This year, NORAD is powering their Santa tracking operation with Microsoft’s Cloud Platform, Windows Azure. As a Windows Azure MVP and running a consultancy (responsiveX) that helps customers build applications with Windows Azure, it is fun when the technology makes it into our non-tech, home lives like this. The massively scalable Windows Azure cloud makes it possible for millions of children around the world to track Santa on Christmas Eve using the web site and the many mobile applications. As you can imagine, the NORAD Santa Tracker has lots of usage on Christmas Eve when millions of children are tracking Santa’s location, but very little usage the other 364 days in the year. Before the Cloud and Windows Azure, handling this kind of spike and load was very costly and difficult to manage. Now with Windows Azure, NORAD and Microsoft can scale this up on-demand, pay only pennies per hour for each server they use, and then scale it back down once Santa is back in the North Pole on Christmas Day. Along with the use of Windows Azure, the NORAD Santa tracker uses Bing Maps, and you can download native Windows 8 and Windows Phone apps from the Windows Store’s. If you are using an iPhone or Android, you can download iOS and Android apps too. Windows Azure not only scales up and down to handle massive numbers of simultaneous users, but it is also a Cloud platform that makes it easy to scale across many platforms and devices, like Windows, iOS and Android.
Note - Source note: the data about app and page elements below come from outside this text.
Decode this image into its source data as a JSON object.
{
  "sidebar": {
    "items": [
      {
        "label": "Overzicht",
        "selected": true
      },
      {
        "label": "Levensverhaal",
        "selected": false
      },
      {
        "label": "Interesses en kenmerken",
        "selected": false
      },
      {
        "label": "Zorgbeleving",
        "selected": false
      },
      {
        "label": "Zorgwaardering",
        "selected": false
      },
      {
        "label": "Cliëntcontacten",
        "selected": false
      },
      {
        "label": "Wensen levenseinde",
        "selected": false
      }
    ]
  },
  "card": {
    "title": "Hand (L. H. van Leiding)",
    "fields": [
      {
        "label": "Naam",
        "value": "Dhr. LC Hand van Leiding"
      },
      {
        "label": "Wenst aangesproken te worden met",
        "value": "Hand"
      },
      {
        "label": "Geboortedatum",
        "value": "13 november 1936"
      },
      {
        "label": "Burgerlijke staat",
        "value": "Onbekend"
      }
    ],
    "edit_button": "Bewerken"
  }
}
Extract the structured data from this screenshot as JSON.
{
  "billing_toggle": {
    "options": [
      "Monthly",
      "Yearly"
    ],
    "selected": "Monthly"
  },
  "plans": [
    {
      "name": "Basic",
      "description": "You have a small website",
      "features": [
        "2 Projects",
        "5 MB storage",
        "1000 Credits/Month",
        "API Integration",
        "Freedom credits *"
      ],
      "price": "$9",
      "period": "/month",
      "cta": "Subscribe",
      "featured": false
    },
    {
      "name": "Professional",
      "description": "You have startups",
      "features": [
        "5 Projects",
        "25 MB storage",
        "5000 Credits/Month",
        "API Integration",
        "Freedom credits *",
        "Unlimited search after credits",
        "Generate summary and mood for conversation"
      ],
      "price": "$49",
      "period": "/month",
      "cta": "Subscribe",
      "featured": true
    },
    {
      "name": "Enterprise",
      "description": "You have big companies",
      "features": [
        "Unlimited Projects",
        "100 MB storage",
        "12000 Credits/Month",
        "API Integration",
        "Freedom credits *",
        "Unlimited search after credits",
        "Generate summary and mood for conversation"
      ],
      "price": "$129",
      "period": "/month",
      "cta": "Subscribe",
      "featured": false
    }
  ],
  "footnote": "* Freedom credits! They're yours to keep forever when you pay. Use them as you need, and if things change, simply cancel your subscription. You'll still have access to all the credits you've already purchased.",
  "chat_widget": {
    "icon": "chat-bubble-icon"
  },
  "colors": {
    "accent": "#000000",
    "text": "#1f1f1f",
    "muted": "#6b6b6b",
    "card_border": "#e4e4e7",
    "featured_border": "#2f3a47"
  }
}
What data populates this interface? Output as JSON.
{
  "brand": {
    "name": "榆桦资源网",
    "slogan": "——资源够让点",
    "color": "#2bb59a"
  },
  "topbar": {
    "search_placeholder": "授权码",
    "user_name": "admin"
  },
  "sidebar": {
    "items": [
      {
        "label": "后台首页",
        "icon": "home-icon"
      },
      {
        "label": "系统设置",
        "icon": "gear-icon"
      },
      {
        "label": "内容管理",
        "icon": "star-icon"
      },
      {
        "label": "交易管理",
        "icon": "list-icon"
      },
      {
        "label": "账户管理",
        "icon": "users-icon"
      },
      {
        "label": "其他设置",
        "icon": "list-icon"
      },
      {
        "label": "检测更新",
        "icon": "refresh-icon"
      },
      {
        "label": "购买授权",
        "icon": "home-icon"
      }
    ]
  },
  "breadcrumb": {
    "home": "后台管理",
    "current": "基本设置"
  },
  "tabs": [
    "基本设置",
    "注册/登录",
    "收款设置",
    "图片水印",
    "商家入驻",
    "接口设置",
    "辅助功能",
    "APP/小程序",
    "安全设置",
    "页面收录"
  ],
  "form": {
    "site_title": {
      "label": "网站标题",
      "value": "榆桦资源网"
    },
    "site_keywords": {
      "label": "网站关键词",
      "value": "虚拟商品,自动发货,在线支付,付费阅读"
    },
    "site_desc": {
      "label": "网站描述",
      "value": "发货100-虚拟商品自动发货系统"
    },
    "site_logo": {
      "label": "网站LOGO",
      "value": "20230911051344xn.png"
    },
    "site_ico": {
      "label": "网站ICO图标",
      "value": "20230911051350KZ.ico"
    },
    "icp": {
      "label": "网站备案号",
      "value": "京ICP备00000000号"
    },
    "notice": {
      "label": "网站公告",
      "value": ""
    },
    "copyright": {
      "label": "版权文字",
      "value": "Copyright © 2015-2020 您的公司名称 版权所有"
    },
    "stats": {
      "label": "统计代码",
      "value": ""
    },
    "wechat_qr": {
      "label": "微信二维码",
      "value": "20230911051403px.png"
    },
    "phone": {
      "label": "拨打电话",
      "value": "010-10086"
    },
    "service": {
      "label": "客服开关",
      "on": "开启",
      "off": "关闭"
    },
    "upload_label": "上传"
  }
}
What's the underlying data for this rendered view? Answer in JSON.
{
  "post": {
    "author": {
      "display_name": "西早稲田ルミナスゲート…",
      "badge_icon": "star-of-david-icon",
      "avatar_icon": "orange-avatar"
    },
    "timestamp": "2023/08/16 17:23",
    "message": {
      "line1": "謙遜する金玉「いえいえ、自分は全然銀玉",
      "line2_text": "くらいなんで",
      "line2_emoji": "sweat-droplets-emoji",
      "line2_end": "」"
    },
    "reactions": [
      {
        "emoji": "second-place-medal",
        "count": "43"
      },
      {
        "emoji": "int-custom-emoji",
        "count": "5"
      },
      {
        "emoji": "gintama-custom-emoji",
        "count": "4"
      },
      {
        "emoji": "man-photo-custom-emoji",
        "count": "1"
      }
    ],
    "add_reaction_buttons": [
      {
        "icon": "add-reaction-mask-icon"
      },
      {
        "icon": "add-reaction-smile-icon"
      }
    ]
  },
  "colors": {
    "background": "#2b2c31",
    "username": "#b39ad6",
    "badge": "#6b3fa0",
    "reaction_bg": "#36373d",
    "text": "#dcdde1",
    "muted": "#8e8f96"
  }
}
Check out the NORAD Tracks Santa web site at

Join me tomorrow on Channel 9 at Windows Azure Conf

Tomorrow, November 14, 2012, Microsoft will be hosting Windows Azure Conf, a free event for the Windows Azure community. This event will feature a keynote presentation by Microsoft Corporate Vice President, Scott Guthrie, along with numerous sessions from Windows Azure experts.

Windows AzureConf will be streamed live on Channel 9. This event will allow you to see how other developers are using Windows Azure to develop applications in the Cloud. Community members and industry experts from all over the world will join Scott in the Channel 9 studios to present their own inventions and experiences developing apps on Windows Azure.

At Windows Azure Conf, I will presenting the following two sessions:

Building Cross-Platform Media Apps using Windows Azure Media Services
Applications with rich video and audio are increasing popular, but preparing and delivering this media to consumers has historically required lots of costly infrastructure and setup. Windows Azure Media Services enables you to outsource your media management to the cloud to let you focus on developing your applications instead of this costly infrastructure. In this session, Eric will walk through building a cross-platform HTML5 media application for the web, Windows 8 and other devices you may use day-to-day.

Solving Security and Compliance Challenges with Hybrid Clouds
When considering public clouds, many industries and companies have concerns about security, intellectual property and regulatory compliance challenges. The good news is a hybrid cloud can often solve these challenges. In this session, Eric D. Boyd will teach you how to use Windows Azure and still protect sensitive information and achieve regulatory and compliance mandates, like PCI compliance, by combining on-premise data centers and private clouds with the Windows Azure public cloud. There are a number of ways to achieve this using messaging and networking technologies and during this presentation Eric will walk through the options and provide you with guidance on when to choose each.

Whether you’re just learning Windows Azure or you’ve already achieved success on the platform, you won’t want to miss this special event.

Register and Join Windows Azure Conf
Wednesday, November 14, 2012
10:30am-7:00pm CST